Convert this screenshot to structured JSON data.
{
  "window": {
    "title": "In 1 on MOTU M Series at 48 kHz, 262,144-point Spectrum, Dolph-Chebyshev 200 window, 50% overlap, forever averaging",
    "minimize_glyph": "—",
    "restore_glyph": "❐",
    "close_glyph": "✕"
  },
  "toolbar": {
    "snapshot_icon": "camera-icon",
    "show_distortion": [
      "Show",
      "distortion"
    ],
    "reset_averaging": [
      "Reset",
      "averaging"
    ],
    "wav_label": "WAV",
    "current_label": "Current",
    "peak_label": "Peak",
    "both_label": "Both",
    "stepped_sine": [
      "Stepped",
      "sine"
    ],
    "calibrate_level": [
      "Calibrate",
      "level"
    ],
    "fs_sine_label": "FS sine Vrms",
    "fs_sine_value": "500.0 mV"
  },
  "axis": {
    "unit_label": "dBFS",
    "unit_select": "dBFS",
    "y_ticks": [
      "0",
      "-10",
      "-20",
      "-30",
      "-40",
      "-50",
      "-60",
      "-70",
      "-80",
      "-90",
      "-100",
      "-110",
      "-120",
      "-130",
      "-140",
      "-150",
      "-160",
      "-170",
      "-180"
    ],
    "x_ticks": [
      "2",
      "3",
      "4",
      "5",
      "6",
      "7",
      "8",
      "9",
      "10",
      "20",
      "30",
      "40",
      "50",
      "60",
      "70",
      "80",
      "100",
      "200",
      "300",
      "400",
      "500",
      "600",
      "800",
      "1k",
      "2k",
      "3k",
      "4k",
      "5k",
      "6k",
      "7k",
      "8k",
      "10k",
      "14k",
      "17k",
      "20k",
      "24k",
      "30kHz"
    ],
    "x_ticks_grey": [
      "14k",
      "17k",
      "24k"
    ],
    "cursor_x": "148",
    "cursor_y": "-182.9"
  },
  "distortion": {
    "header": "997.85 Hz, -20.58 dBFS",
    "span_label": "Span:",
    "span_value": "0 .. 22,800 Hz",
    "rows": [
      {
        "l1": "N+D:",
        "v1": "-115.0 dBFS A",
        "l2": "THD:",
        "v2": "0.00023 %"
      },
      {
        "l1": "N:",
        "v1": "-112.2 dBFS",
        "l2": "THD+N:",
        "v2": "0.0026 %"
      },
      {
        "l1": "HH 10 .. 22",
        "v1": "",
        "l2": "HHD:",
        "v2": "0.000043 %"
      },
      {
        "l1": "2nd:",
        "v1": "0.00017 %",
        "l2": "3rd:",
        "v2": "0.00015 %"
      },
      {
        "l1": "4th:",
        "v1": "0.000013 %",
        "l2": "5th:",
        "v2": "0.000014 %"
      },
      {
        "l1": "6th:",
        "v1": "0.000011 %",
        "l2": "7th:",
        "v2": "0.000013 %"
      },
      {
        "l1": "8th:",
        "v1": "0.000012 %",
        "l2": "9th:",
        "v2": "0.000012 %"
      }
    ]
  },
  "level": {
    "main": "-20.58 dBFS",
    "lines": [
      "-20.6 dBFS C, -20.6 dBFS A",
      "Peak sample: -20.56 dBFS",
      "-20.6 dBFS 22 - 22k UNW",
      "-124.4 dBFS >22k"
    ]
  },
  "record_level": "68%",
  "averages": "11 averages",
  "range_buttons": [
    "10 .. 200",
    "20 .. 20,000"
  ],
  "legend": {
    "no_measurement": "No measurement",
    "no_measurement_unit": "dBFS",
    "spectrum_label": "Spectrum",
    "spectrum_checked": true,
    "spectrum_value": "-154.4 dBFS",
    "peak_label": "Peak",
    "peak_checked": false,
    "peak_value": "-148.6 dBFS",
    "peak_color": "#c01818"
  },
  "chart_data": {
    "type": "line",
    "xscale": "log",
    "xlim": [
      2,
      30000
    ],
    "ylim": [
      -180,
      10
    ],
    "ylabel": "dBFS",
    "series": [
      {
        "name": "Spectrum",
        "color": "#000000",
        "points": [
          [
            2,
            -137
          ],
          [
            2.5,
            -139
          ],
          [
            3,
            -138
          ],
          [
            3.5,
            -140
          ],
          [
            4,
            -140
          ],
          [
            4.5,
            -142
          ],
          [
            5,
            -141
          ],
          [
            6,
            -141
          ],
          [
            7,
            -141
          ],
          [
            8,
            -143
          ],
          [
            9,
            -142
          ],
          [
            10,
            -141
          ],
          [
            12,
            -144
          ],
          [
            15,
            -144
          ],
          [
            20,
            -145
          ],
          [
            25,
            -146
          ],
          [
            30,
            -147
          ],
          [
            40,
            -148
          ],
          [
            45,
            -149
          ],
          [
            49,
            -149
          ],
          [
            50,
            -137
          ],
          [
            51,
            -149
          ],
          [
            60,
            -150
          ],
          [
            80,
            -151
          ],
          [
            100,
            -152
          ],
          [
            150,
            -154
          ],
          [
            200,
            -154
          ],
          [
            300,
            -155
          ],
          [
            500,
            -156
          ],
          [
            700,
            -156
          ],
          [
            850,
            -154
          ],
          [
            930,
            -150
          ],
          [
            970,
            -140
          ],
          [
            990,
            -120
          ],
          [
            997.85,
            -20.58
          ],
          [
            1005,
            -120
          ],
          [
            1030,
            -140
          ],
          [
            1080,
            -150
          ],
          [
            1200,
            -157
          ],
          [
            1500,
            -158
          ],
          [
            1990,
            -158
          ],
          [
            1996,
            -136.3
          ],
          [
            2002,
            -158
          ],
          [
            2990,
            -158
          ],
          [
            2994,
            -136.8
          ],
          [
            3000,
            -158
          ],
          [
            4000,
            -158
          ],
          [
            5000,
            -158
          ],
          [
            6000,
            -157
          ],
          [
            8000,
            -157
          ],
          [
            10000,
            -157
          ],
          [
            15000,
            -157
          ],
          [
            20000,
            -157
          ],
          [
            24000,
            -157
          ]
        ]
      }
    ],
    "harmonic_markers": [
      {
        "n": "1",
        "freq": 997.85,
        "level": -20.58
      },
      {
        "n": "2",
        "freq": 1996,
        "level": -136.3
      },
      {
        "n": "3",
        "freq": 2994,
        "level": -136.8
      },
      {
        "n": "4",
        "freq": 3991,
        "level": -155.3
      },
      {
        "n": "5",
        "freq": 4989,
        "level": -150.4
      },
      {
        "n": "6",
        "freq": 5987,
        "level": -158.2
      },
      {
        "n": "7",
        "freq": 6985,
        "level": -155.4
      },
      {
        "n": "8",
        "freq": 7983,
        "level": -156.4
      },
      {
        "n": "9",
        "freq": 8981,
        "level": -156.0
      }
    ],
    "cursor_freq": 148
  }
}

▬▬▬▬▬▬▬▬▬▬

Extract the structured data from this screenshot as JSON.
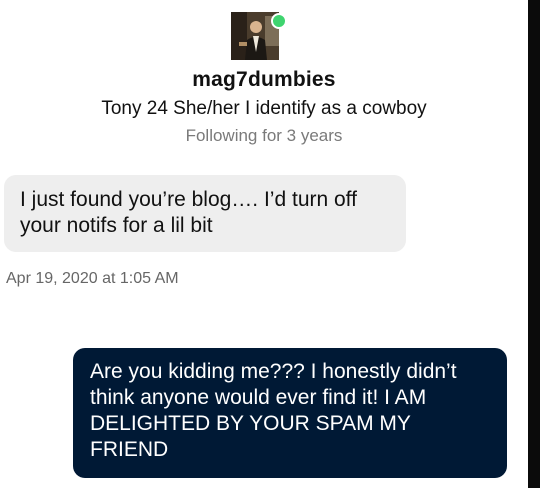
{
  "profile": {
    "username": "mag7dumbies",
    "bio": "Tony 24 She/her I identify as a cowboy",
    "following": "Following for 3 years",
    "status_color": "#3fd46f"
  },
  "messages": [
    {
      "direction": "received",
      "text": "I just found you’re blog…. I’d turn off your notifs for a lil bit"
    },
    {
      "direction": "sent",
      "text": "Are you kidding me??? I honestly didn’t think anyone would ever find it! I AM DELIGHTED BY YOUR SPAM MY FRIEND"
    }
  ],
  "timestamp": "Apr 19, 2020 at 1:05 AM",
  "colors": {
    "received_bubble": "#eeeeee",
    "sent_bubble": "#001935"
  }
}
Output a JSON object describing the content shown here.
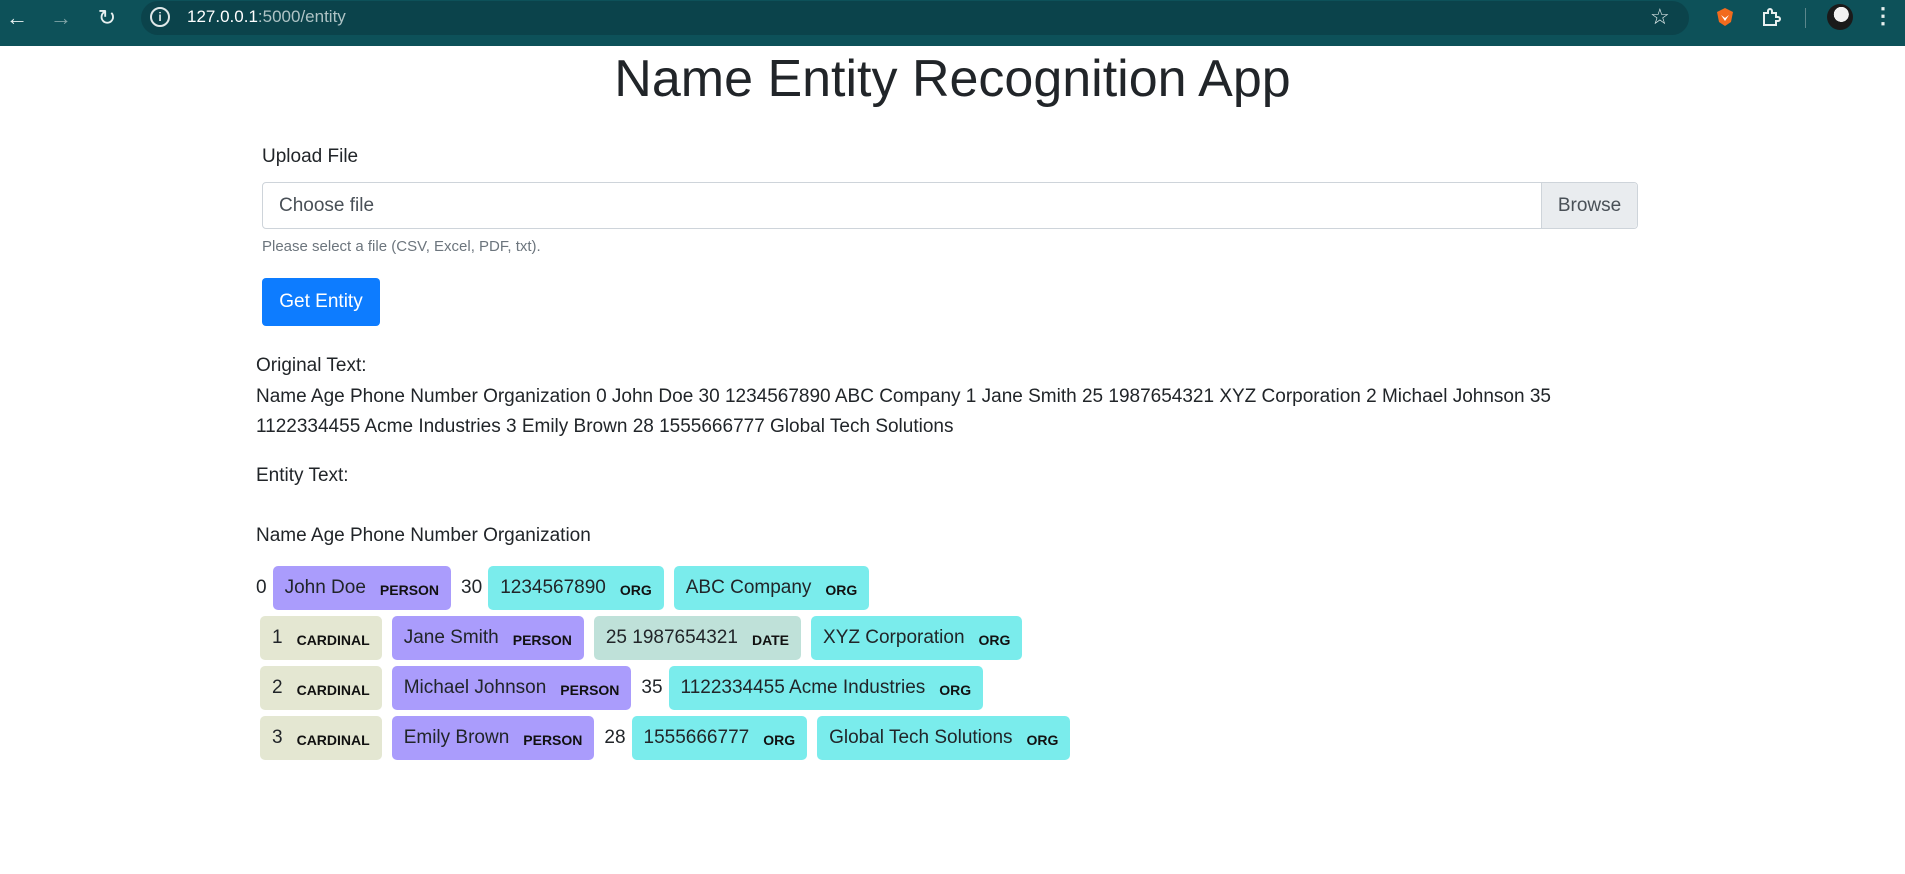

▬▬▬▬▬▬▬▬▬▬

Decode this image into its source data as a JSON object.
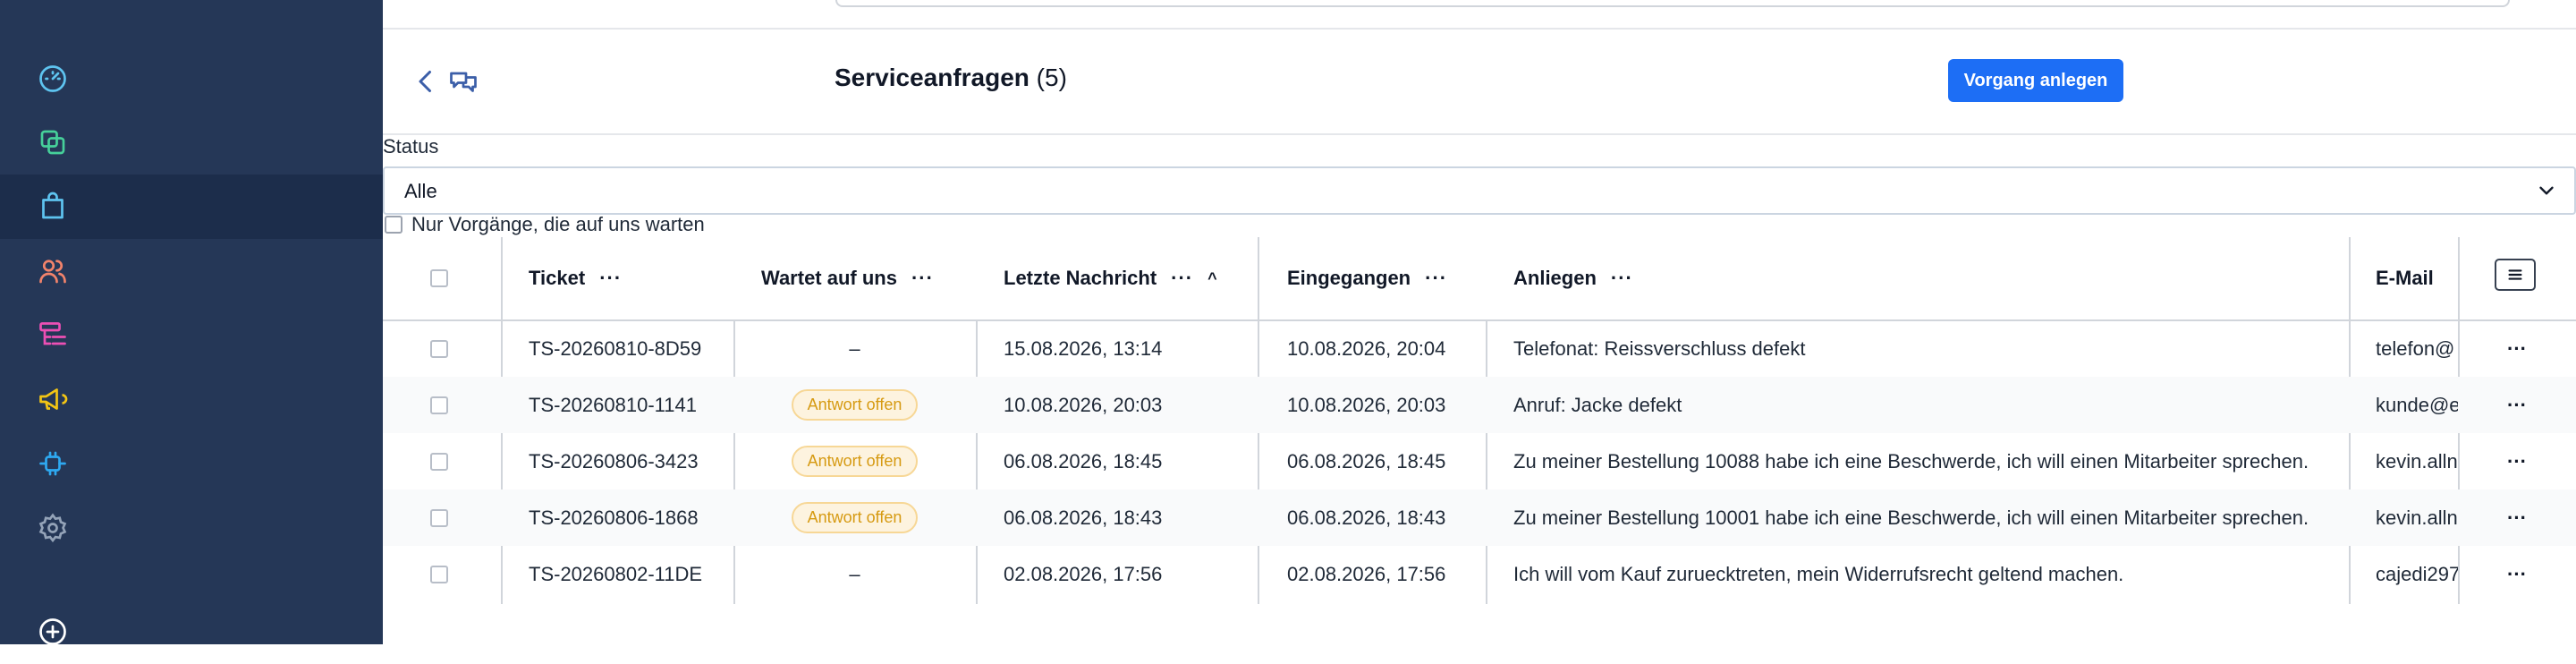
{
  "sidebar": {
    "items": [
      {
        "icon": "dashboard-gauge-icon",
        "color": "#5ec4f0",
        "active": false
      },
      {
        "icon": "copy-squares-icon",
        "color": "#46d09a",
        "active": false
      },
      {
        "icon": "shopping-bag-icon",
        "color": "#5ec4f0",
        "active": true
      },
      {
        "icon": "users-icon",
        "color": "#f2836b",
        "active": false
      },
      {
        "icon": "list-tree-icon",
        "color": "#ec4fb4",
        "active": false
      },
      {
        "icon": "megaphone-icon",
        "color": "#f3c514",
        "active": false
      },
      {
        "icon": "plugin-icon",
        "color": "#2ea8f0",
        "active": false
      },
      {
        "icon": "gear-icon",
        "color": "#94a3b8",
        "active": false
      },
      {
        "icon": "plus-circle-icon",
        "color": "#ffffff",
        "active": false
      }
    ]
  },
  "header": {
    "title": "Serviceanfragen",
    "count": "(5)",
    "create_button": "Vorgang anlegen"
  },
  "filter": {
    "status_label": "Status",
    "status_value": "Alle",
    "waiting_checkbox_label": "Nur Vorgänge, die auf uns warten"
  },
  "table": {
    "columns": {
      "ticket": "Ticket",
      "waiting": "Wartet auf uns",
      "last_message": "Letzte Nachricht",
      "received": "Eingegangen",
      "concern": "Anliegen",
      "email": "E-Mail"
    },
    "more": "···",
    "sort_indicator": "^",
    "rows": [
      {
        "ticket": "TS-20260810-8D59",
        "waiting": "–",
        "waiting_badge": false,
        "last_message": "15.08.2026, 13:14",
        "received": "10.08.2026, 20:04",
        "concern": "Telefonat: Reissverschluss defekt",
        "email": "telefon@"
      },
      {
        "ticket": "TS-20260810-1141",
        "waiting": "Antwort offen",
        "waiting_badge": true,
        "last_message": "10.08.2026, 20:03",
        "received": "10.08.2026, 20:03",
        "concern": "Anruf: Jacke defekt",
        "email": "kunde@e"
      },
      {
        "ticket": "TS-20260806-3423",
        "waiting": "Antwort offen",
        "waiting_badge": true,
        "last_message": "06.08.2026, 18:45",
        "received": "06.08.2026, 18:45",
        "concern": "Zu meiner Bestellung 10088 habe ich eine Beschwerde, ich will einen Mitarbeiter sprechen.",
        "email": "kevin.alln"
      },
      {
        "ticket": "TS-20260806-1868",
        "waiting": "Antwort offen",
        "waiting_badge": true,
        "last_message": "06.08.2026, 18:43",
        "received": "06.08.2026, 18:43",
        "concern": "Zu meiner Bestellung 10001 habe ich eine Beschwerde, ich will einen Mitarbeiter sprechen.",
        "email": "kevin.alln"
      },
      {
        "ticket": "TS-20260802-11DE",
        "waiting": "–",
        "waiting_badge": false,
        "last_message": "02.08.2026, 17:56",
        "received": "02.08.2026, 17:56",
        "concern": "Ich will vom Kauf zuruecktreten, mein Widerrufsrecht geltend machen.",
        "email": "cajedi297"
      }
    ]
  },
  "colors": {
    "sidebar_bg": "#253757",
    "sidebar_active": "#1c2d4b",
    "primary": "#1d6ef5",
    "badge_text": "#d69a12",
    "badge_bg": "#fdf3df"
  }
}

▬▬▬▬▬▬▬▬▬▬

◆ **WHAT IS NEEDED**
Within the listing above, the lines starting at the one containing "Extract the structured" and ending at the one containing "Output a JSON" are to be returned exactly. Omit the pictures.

◆ **WRITTEN RESPONSE**
Extract the structured data from this screenshot as JSON.
{
  "profile": {
    "username": "mag7dumbies",
    "bio": "Tony 24 She/her I identify as a cowboy",
    "following": "Following for 3 years",
    "status_color": "#3fd46f"
  },
  "messages": [
    {
      "direction": "received",
      "text": "I just found you’re blog…. I’d turn off your notifs for a lil bit"
    },
    {
      "direction": "sent",
      "text": "Are you kidding me??? I honestly didn’t think anyone would ever find it! I AM DELIGHTED BY YOUR SPAM MY FRIEND"
    }
  ],
  "timestamp": "Apr 19, 2020 at 1:05 AM",
  "colors": {
    "received_bubble": "#eeeeee",
    "sent_bubble": "#001935"
  }
}
Output a JSON object describing the content shown here.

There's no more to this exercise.